ARTICLE | doi:10.20944/preprints202210.0446.v1
Subject: Public Health And Healthcare, Nursing Keywords: acute myocardial infarction; coronavirus disease 2019 (COVID-19); island communities; point-of-care testing; spatial care paths
Online: 28 October 2022 (09:30:44 CEST)

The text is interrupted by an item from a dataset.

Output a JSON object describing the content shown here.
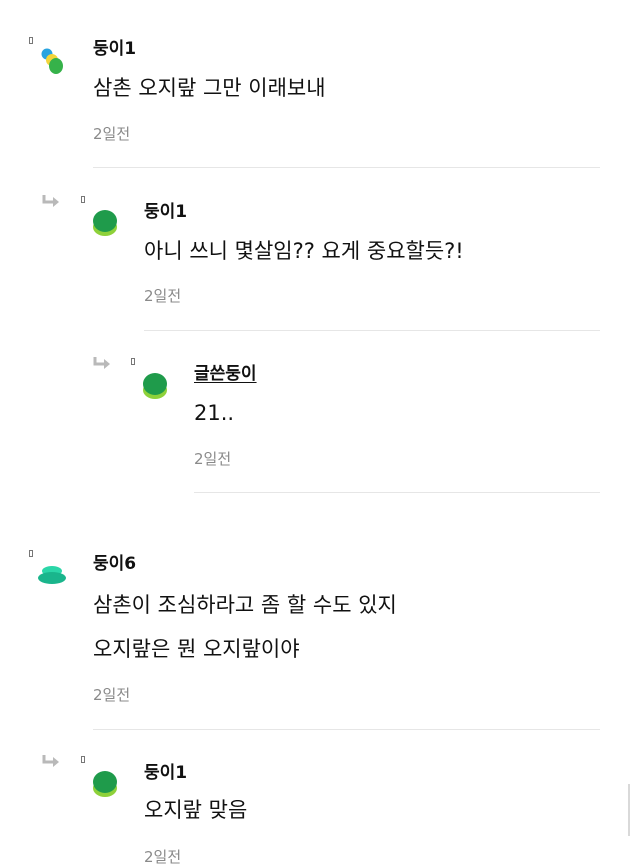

Abstract: Our goal is to create point-of-care (POC) strategies that accelerate decision making, increase efficiency, improve outcomes, and enhance standards of care in island communities faced with global warming, rising oceans, population migration, and intensifying weather disasters. We assessed needs in the Bantayan Archipelago and mainland Cebu Province, Visayas Islands, Philippines, to map POC diagnostics, rescue times, and spatial care paths. Significant deficiencies were lack of cardiac troponin testing for rapid diagnosis of acute myocardial infarction, absence of blood gas and pH testing for support of critically ill patients, and geographic gaps prolonging patient transfers and delaying treatment. Strengths comprised primary care that can be facilitated by POC testing, logical inter-island transfers for which decision making and triage could be accelerated with onboard diagnostic testing, and healthcare small-world networks amenable to POC advances, such as pre-hospital testing, that avoid overloading emergency rooms. Healthcare resources must be distributed to archipelago islands, not concentrated in large metropolitan areas inaccessible for emergency interventions. We conclude that a point-of-need focus will help improve public health, decrease disparities in mortality among rural islanders versus urban dwellers, and pave the way for heightened resilience in anticipation of the adverse impact of global warming on vulnerable coastal areas.